One of my favorite topics of conversation is work. I’ve heard it said that men, in particular, quickly gravitate towards talking about their job and role in the marketplace. I can attest to that as I often realize the first information I know about someone I just met is where they work and what they do in their job. Work is an integral part of who we are and reflects one of the first blessings given to mankind. Think of Adam and his first task on earth as shown in Genesis 1:15:
The Lord God took the man and put him in the Garden of Eden to work it and take care of it.
We also know that one of the curses Adam received for disobeying God was to experience pain and tiredness from his work. This was reflected in God’s words to Adam in Genesis 3:17:
Cursed is the ground because of you; through painful toil you will eat food from it all the days of your life.
I think both of these scriptures provide a beautiful image that explains our mixed experiences with work. When I think of a tired Adam that smiles at his accomplishments but aches with pain I think of me; I think of you and everyone who works. The reality is that while work is seen as a responsibility that brings a great sense of accomplishment, it can also be challenging. And I think the curse goes beyond a difficult task; it challenges our abilities but also our core beliefs and sense of direction.
So how do I get to a place where I love work?
The secret to loving your work is not in a task or a specific process. And it’s greater than a J-O-B. To love our work we need to find the meaning and purpose behind it. Instead of looking at work as either a dreadful activity or an opportunity to excel, we should see it for what it really is: Worship. You see, for Adam and for us all, to work is to praise the opportunities and the challenges given to us by our Heavenly Father.
This view of work may resonate more intimately with a Christ-follower but it’s available to everyone. If worshiping is an extreme form of love, then to love your work will take you to extremes. For some of us that might be scary – you might not like your employer, your boss or your co-workers; but it might also provide the perspective needed to be successful. If we see work as an opportunity to achieve a purpose greater than ourselves, then the legacy we establish needs to be greater than the factors associated with our work.

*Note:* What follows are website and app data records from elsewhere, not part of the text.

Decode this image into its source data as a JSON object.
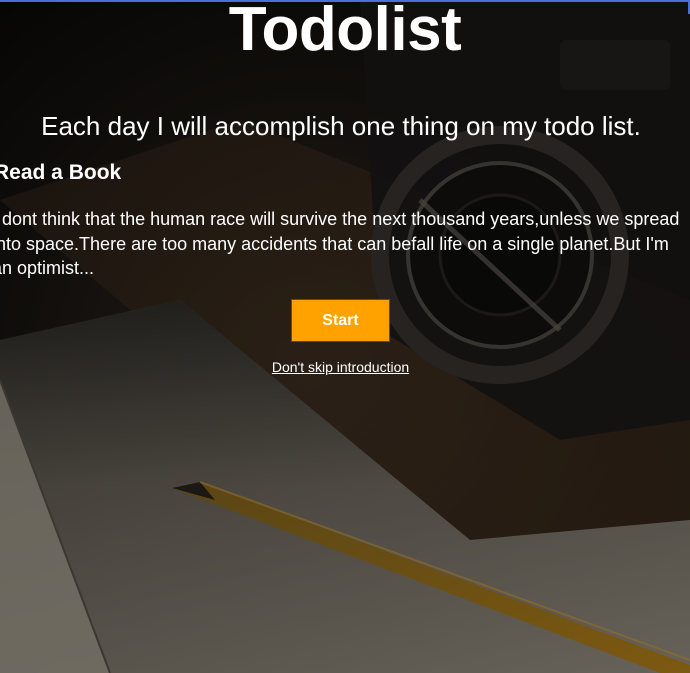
{
  "header": {
    "title": "Todolist",
    "subtitle": "Each day I will accomplish one thing on my todo list."
  },
  "task": {
    "title": "Read a Book",
    "quote": "I dont think that the human race will survive the next thousand years,unless we spread into space.There are too many accidents that can befall life on a single planet.But I'm an optimist..."
  },
  "actions": {
    "start_label": "Start",
    "skip_label": "Don't skip introduction"
  },
  "colors": {
    "accent": "#ffa200",
    "text": "#ffffff",
    "background": "#0e0d0c"
  }
}
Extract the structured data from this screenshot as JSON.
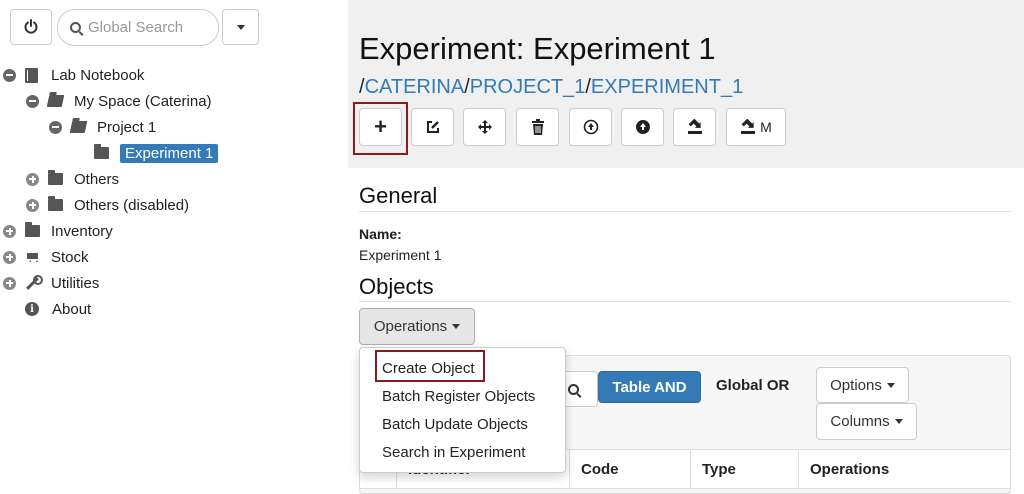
{
  "sidebar": {
    "search_placeholder": "Global Search",
    "tree": {
      "lab_notebook": "Lab Notebook",
      "my_space": "My Space (Caterina)",
      "project": "Project 1",
      "experiment": "Experiment 1",
      "others": "Others",
      "others_disabled": "Others (disabled)",
      "inventory": "Inventory",
      "stock": "Stock",
      "utilities": "Utilities",
      "about": "About"
    }
  },
  "main": {
    "title": "Experiment: Experiment 1",
    "breadcrumb": {
      "sep": "/",
      "space": "CATERINA",
      "project": "PROJECT_1",
      "experiment": "EXPERIMENT_1"
    },
    "toolbar": {
      "add": "+",
      "upload_m_label": "M"
    },
    "general": {
      "heading": "General",
      "name_label": "Name:",
      "name_value": "Experiment 1"
    },
    "objects": {
      "heading": "Objects",
      "operations_label": "Operations",
      "menu": [
        "Create Object",
        "Batch Register Objects",
        "Batch Update Objects",
        "Search in Experiment"
      ],
      "table_and": "Table AND",
      "global_or": "Global OR",
      "options_label": "Options",
      "columns_label": "Columns",
      "columns": [
        "Identifier",
        "Code",
        "Type",
        "Operations"
      ]
    }
  },
  "colors": {
    "accent": "#337ab7",
    "highlight_border": "#8b1a1a",
    "header_bg": "#f0f0f0"
  }
}
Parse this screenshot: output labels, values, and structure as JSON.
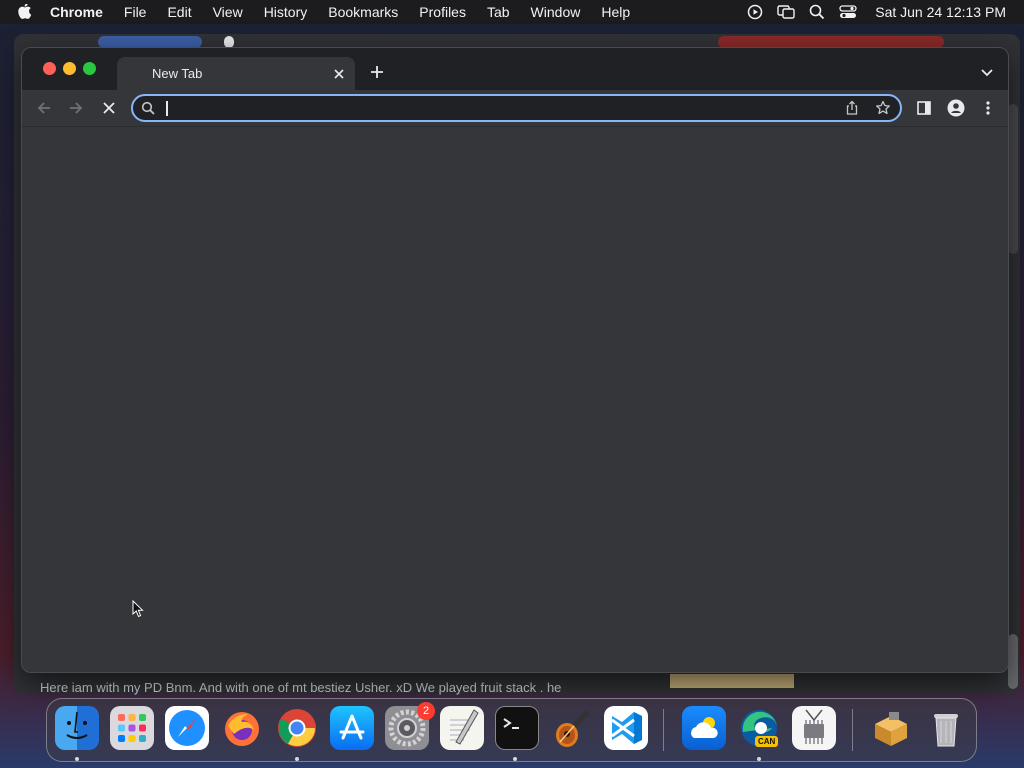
{
  "menubar": {
    "app_name": "Chrome",
    "items": [
      "File",
      "Edit",
      "View",
      "History",
      "Bookmarks",
      "Profiles",
      "Tab",
      "Window",
      "Help"
    ],
    "clock": "Sat Jun 24  12:13 PM"
  },
  "background": {
    "caption": "Here iam with my PD Bnm. And with one of mt bestiez Usher. xD We played fruit stack . he"
  },
  "browser": {
    "tab": {
      "title": "New Tab"
    },
    "omnibox": {
      "value": "",
      "placeholder": ""
    }
  },
  "dock": {
    "items": [
      {
        "name": "Finder",
        "running": true
      },
      {
        "name": "Launchpad",
        "running": false
      },
      {
        "name": "Safari",
        "running": false
      },
      {
        "name": "Firefox",
        "running": false
      },
      {
        "name": "Chrome",
        "running": true
      },
      {
        "name": "App Store",
        "running": false
      },
      {
        "name": "System Settings",
        "running": false,
        "badge": "2"
      },
      {
        "name": "TextEdit",
        "running": false
      },
      {
        "name": "Terminal",
        "running": true
      },
      {
        "name": "GarageBand",
        "running": false
      },
      {
        "name": "Visual Studio Code",
        "running": false
      },
      {
        "name": "Weather",
        "running": false
      },
      {
        "name": "Microsoft Edge Canary",
        "running": true,
        "label": "CAN"
      },
      {
        "name": "System Information",
        "running": false
      },
      {
        "name": "Installer",
        "running": false
      },
      {
        "name": "Trash",
        "running": false
      }
    ]
  },
  "colors": {
    "accent": "#8ab4f8",
    "window_bg": "#35363a",
    "titlebar_bg": "#202124",
    "close": "#ff5f57",
    "minimize": "#febc2e",
    "maximize": "#28c840",
    "badge": "#ff3b30"
  }
}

It isn’t always easy. My own career mirrors those ups and downs with moments of extreme success coupled with others of incredible disappointment. But that is okay. I look back and see that in every role, with every task, and in every team there was something I learned, and I experienced moments of great joy. In some cases I took extreme measures to understand organizations, leaders and co-workers. I’ve worked long hours and traveled to multiple locations; it is what we do. But the why is greater than the outcome.
Take this command for work as shown in Colossians 3:23:

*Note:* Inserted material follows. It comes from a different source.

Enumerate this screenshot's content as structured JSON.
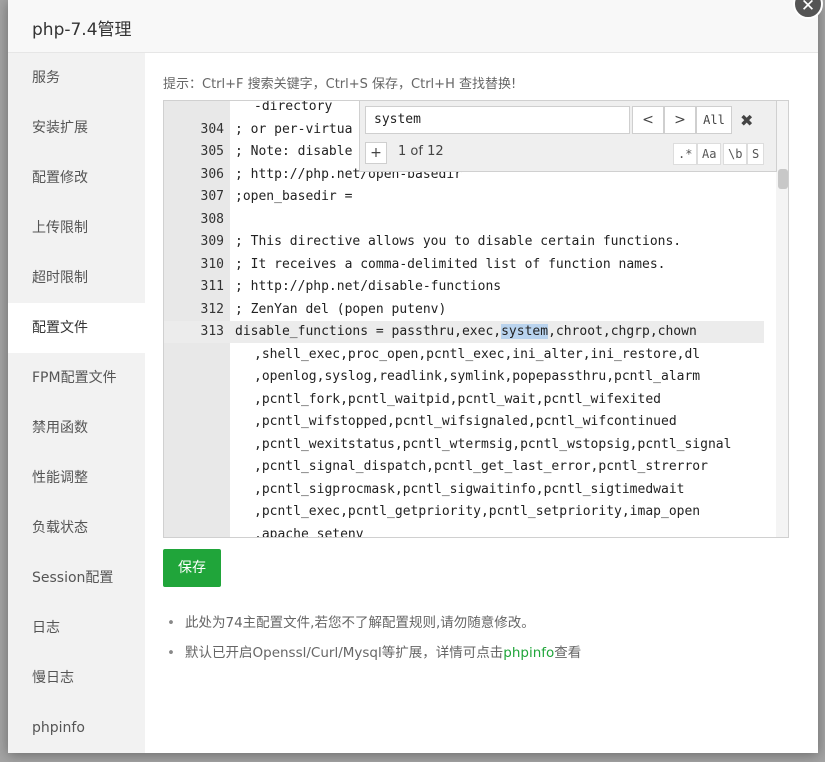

“Whatever you do, work at it with all your heart, as working for the Lord, not for men…
The best encouragement is in the truth of God’s word. Whatever you do, good work can be defined by your heart’s desire to praise God in the act of working.
Think about your current role. It is possible to love your work despite your circumstances. It starts with your view of work.